They didn’t know what to say because they couldn’t put words to what they were feeling. They were just feeling a swirl of emotion, not unlike me. Jesus had laid some heavy stuff on them at their last supper together, they had just learned that one of them was going to betray him, and that Jesus would be killed and raised from the dead. As they were still trying to make sense of everything, they found themselves weary and unfocused. Again, like me, in an attempt to flee from these feelings, they succumbed to the temptation of sleep instead of praying persistently as Jesus advised. Not once, but three times! First, Jesus showed them that whether or not they could identify their feelings, they should go to the Lord and cast their cares upon him. Next he told them to “watch and pray”. In other words, maintain alertness, don’t be tempted to ignore your feelings by sleep but face them head-on and keep praying. He wanted them actively praying with him while not expecting them to have it all figured out. In this case, and in my own, the prayers could sound something like this, “Lord I have no idea what’s going on or exactly what I’m feeling, but I know it’s affecting me negativity. I cast whatever it is upon you and ask for your help pushing through.”

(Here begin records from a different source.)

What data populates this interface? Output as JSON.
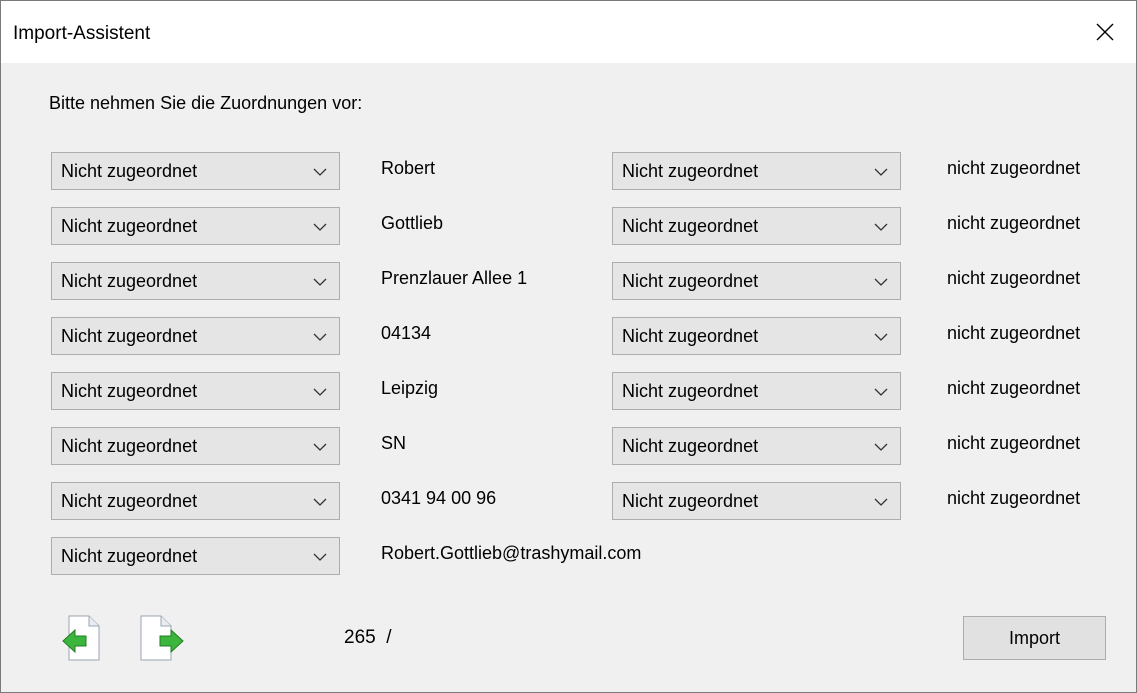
{
  "window": {
    "title": "Import-Assistent"
  },
  "instruction": "Bitte nehmen Sie die Zuordnungen vor:",
  "rows": [
    {
      "left_select": "Nicht zugeordnet",
      "left_value": "Robert",
      "right_select": "Nicht zugeordnet",
      "right_value": "nicht zugeordnet"
    },
    {
      "left_select": "Nicht zugeordnet",
      "left_value": "Gottlieb",
      "right_select": "Nicht zugeordnet",
      "right_value": "nicht zugeordnet"
    },
    {
      "left_select": "Nicht zugeordnet",
      "left_value": "Prenzlauer Allee 1",
      "right_select": "Nicht zugeordnet",
      "right_value": "nicht zugeordnet"
    },
    {
      "left_select": "Nicht zugeordnet",
      "left_value": "04134",
      "right_select": "Nicht zugeordnet",
      "right_value": "nicht zugeordnet"
    },
    {
      "left_select": "Nicht zugeordnet",
      "left_value": "Leipzig",
      "right_select": "Nicht zugeordnet",
      "right_value": "nicht zugeordnet"
    },
    {
      "left_select": "Nicht zugeordnet",
      "left_value": "SN",
      "right_select": "Nicht zugeordnet",
      "right_value": "nicht zugeordnet"
    },
    {
      "left_select": "Nicht zugeordnet",
      "left_value": "0341 94 00 96",
      "right_select": "Nicht zugeordnet",
      "right_value": "nicht zugeordnet"
    },
    {
      "left_select": "Nicht zugeordnet",
      "left_value": "Robert.Gottlieb@trashymail.com"
    }
  ],
  "footer": {
    "counter": "265  /",
    "import_label": "Import",
    "prev_icon": "previous-page-icon",
    "next_icon": "next-page-icon"
  },
  "colors": {
    "arrow_green": "#3cb53c",
    "button_bg": "#e1e1e1",
    "combo_bg": "#e5e5e5"
  }
}
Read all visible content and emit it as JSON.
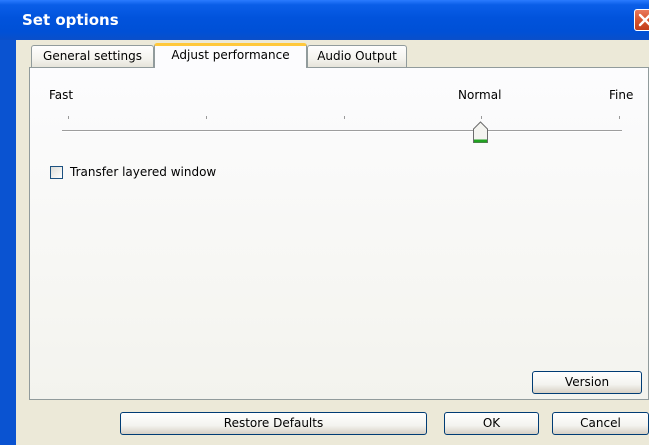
{
  "window": {
    "title": "Set options"
  },
  "tabs": [
    {
      "label": "General settings",
      "active": false
    },
    {
      "label": "Adjust performance",
      "active": true
    },
    {
      "label": "Audio Output",
      "active": false
    }
  ],
  "performance": {
    "slider": {
      "labels": {
        "left": "Fast",
        "middle": "Normal",
        "right": "Fine"
      },
      "value": "Normal",
      "tick_count": 5,
      "position_index": 3
    },
    "transfer_layered_window": {
      "label": "Transfer layered window",
      "checked": false
    }
  },
  "buttons": {
    "version": "Version",
    "restore_defaults": "Restore Defaults",
    "ok": "OK",
    "cancel": "Cancel"
  },
  "colors": {
    "title_bar": "#0153dc",
    "window_bg": "#ece9d8",
    "active_tab_accent": "#ffc83c",
    "close_button": "#d8552f",
    "thumb_accent": "#21a121"
  },
  "icons": {
    "close": "close-icon",
    "slider_thumb": "slider-thumb"
  }
}
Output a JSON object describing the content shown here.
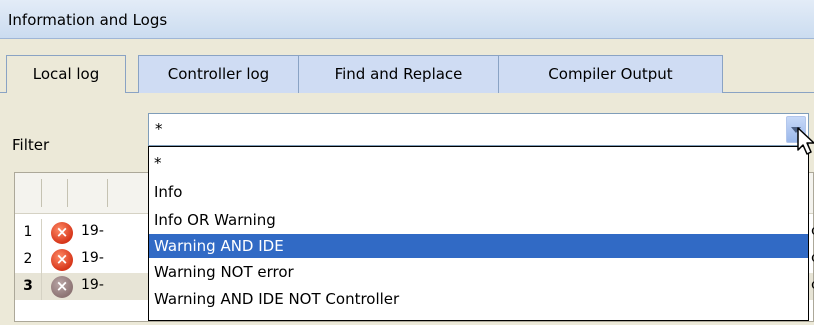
{
  "panel": {
    "title": "Information and Logs"
  },
  "tabs": [
    {
      "label": "Local log",
      "active": true
    },
    {
      "label": "Controller log",
      "active": false
    },
    {
      "label": "Find and Replace",
      "active": false
    },
    {
      "label": "Compiler Output",
      "active": false
    }
  ],
  "filter": {
    "label": "Filter",
    "value": "*",
    "options": [
      "*",
      "Info",
      "Info OR Warning",
      "Warning AND IDE",
      "Warning NOT error",
      "Warning AND IDE NOT Controller"
    ],
    "highlighted": "Warning AND IDE"
  },
  "log": {
    "rows": [
      {
        "num": "1",
        "icon": "error-icon",
        "text": "19-",
        "tail": "c"
      },
      {
        "num": "2",
        "icon": "error-icon",
        "text": "19-",
        "tail": "c"
      },
      {
        "num": "3",
        "icon": "error-icon",
        "text": "19-",
        "tail": "c"
      }
    ]
  },
  "colors": {
    "highlight": "#316ac5",
    "error": "#d6361a",
    "tabActive": "#ece9d8",
    "tabInactive": "#cfdcf3"
  },
  "icons": {
    "combo_arrow": "chevron-down-icon",
    "cursor": "mouse-pointer-icon"
  }
}
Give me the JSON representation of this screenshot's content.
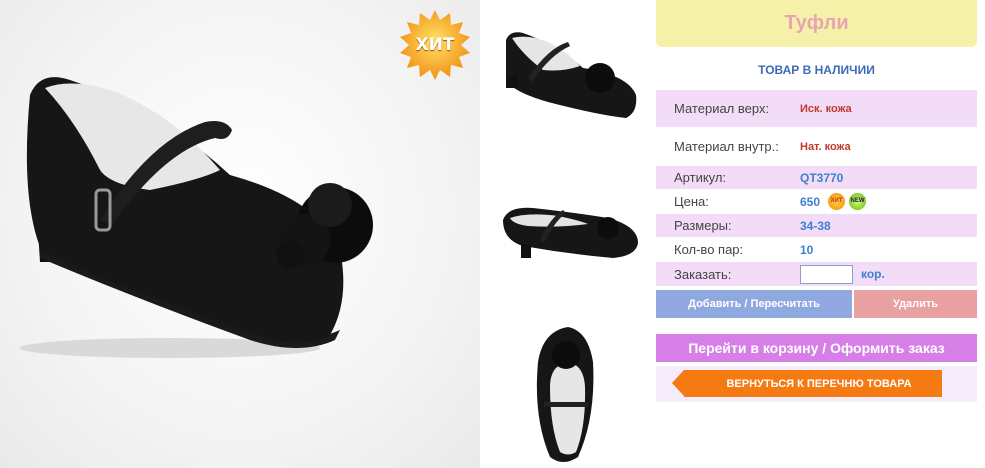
{
  "badges": {
    "hit_big": "ХИТ",
    "hit_small": "ХИТ",
    "new_small": "NEW"
  },
  "product": {
    "title": "Туфли",
    "availability": "ТОВАР В НАЛИЧИИ",
    "specs": [
      {
        "label": "Материал верх:",
        "value": "Иск. кожа"
      },
      {
        "label": "Материал внутр.:",
        "value": "Нат. кожа"
      },
      {
        "label": "Артикул:",
        "value": "QT3770"
      },
      {
        "label": "Цена:",
        "value": "650"
      },
      {
        "label": "Размеры:",
        "value": "34-38"
      },
      {
        "label": "Кол-во пар:",
        "value": "10"
      }
    ],
    "order": {
      "label": "Заказать:",
      "quantity_value": "",
      "unit": "кор."
    }
  },
  "actions": {
    "add_recalc": "Добавить / Пересчитать",
    "delete": "Удалить",
    "go_to_cart": "Перейти в корзину / Оформить заказ",
    "back_to_list": "ВЕРНУТЬСЯ К ПЕРЕЧНЮ ТОВАРА"
  },
  "colors": {
    "title_bg": "#f5f1a9",
    "title_text": "#e9a4b4",
    "row_highlight": "#f3dcf8",
    "value_blue": "#3d7fd0",
    "value_red": "#c0392b",
    "add_button": "#8fa9e0",
    "delete_button": "#e9a0a0",
    "cart_button": "#d67fe6",
    "back_button": "#f57a11"
  }
}
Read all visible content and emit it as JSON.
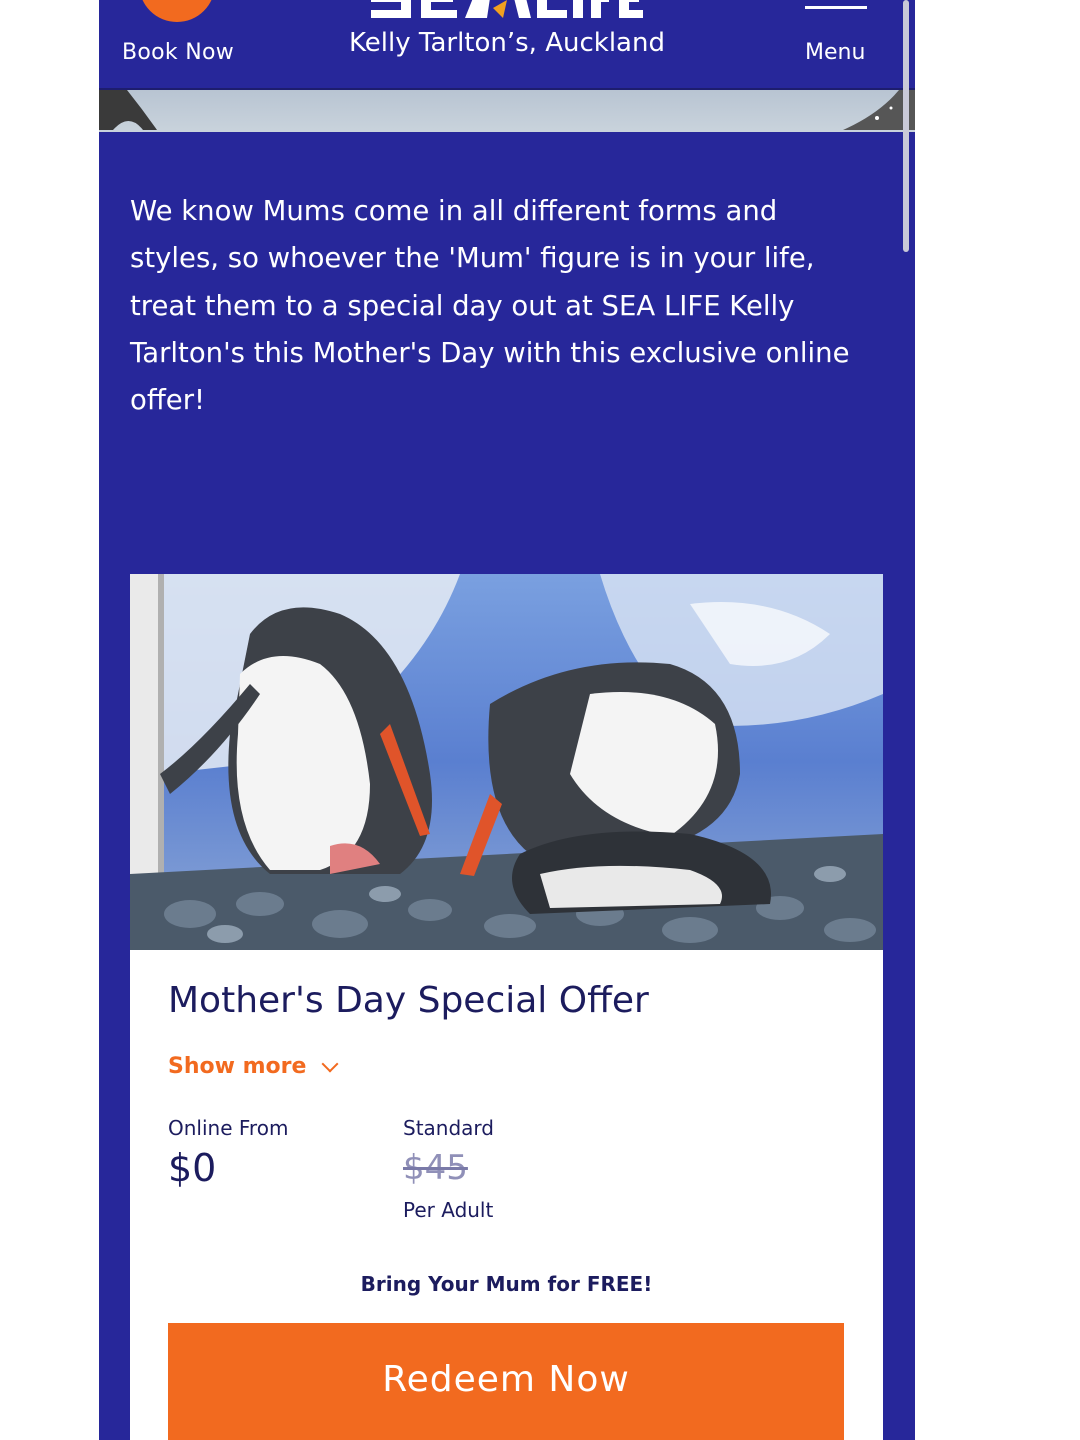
{
  "header": {
    "book_label": "Book Now",
    "location": "Kelly Tarlton’s, Auckland",
    "menu_label": "Menu",
    "brand_logo_text": "SEA LIFE"
  },
  "intro": {
    "text": "We know Mums come in all different forms and styles, so whoever the 'Mum' figure is in your life, treat them to a special day out at SEA LIFE Kelly Tarlton's this Mother's Day with this exclusive online offer!"
  },
  "offer": {
    "photo_description": "penguins-nesting-photo",
    "title": "Mother's Day Special Offer",
    "show_more_label": "Show more",
    "online_label": "Online From",
    "online_price": "$0",
    "standard_label": "Standard",
    "standard_price": "$45",
    "per_adult_label": "Per Adult",
    "tagline": "Bring Your Mum for FREE!",
    "cta_label": "Redeem Now"
  },
  "colors": {
    "brand_blue": "#27279a",
    "accent_orange": "#f26a1f",
    "title_navy": "#1c1c5e"
  },
  "icons": [
    "location-pin-icon",
    "hamburger-menu-icon",
    "chevron-down-icon"
  ]
}
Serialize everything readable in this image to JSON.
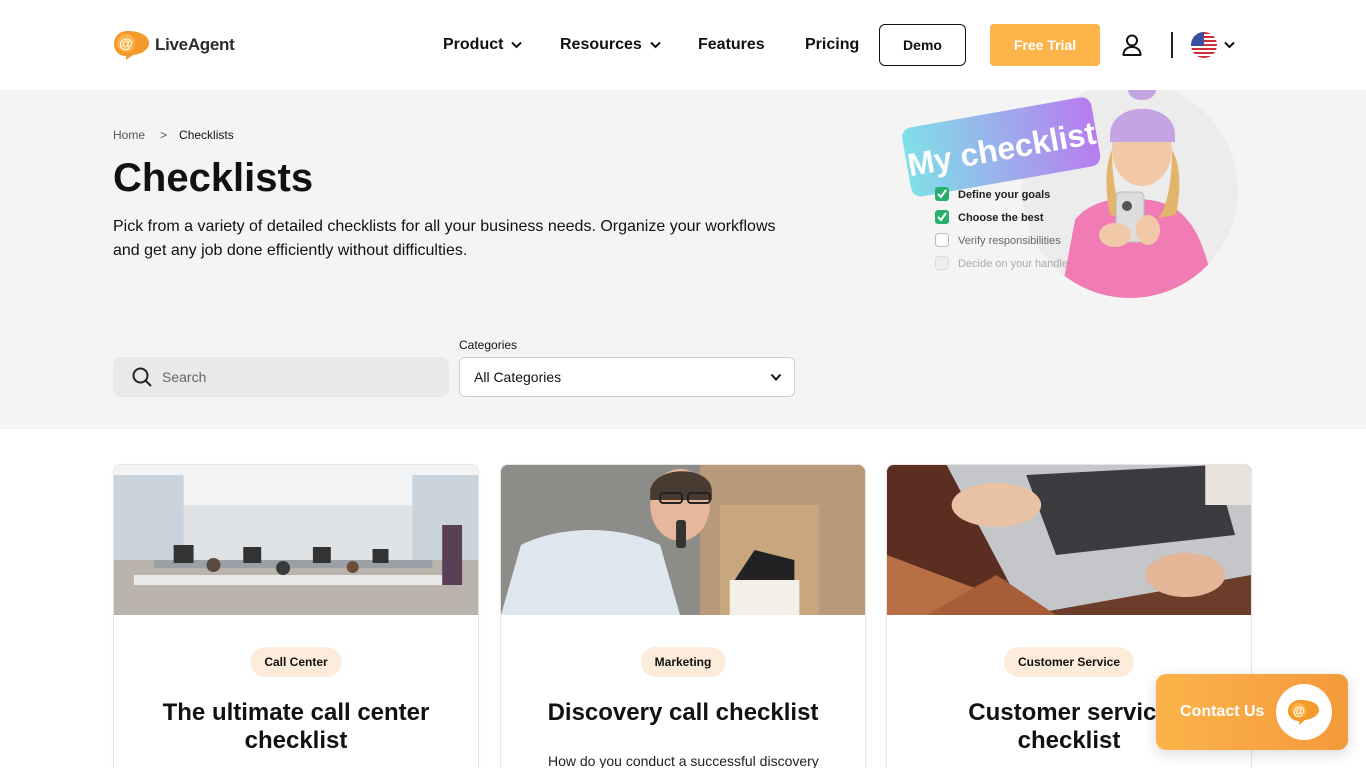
{
  "brand": {
    "name": "LiveAgent",
    "accent": "#fcb34a"
  },
  "nav": {
    "items": [
      {
        "label": "Product",
        "has_dropdown": true
      },
      {
        "label": "Resources",
        "has_dropdown": true
      },
      {
        "label": "Features",
        "has_dropdown": false
      },
      {
        "label": "Pricing",
        "has_dropdown": false
      }
    ],
    "demo_label": "Demo",
    "trial_label": "Free Trial",
    "user_icon": "user-icon",
    "language_icon": "us-flag-icon"
  },
  "breadcrumb": {
    "home": "Home",
    "separator": ">",
    "current": "Checklists"
  },
  "hero": {
    "title": "Checklists",
    "description": "Pick from a variety of detailed checklists for all your business needs. Organize your workflows and get any job done efficiently without difficulties.",
    "illustration": {
      "banner": "My checklist",
      "items": [
        {
          "label": "Define your goals",
          "checked": true
        },
        {
          "label": "Choose the best",
          "checked": true
        },
        {
          "label": "Verify responsibilities",
          "checked": false
        },
        {
          "label": "Decide on your handle",
          "checked": false
        }
      ]
    }
  },
  "filters": {
    "search_placeholder": "Search",
    "categories_label": "Categories",
    "categories_selected": "All Categories"
  },
  "cards": [
    {
      "tag": "Call Center",
      "title": "The ultimate call center checklist",
      "text": ""
    },
    {
      "tag": "Marketing",
      "title": "Discovery call checklist",
      "text": "How do you conduct a successful discovery"
    },
    {
      "tag": "Customer Service",
      "title": "Customer service checklist",
      "text": ""
    }
  ],
  "contact": {
    "label": "Contact Us"
  }
}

I think much of what I’ve been feeling is a result of actively working to build a better community around me. We’ve been talking about that for a few weeks now. It’s a big task and it involves working with people who have different opinions and ideas. Sometimes the hard or negative things can cast a big shadow, even though they may be small in reality. As we become vulnerable and put ourselves “out there” in order to make a difference, we are exposed to the world around us and all that comes with it – good and bad. The disciples were on the brink of changing the world and had literally risked their lives to be with Jesus. From the way our passage ends, it may not look like the disciples learned the lesson of prayer from Jesus, but in fact they did. Just about a month and a half later, right before Jesus returned to heaven, he tested them in this. He told them to wait for the promised gift of the Holy Spirit that would come. In the midst of what I can only imagine was a time of intense feelings and emotion, Scripture says, “They all joined together constantly in prayer” Acts 1:14. This time, there was no sleep.
As I’ve been honest with myself and honest with God this week, my confession has been that I just feel. I don’t need a label for it, nor do I think it would help. It’s simply deep emotion that is a result of living and working among people in a world that needs help. My prayer is that if you’ve ever felt the same, heed Christ’s instruction to pray, and become cozy with the fact that your life is a task too big not to cast your cares upon Him.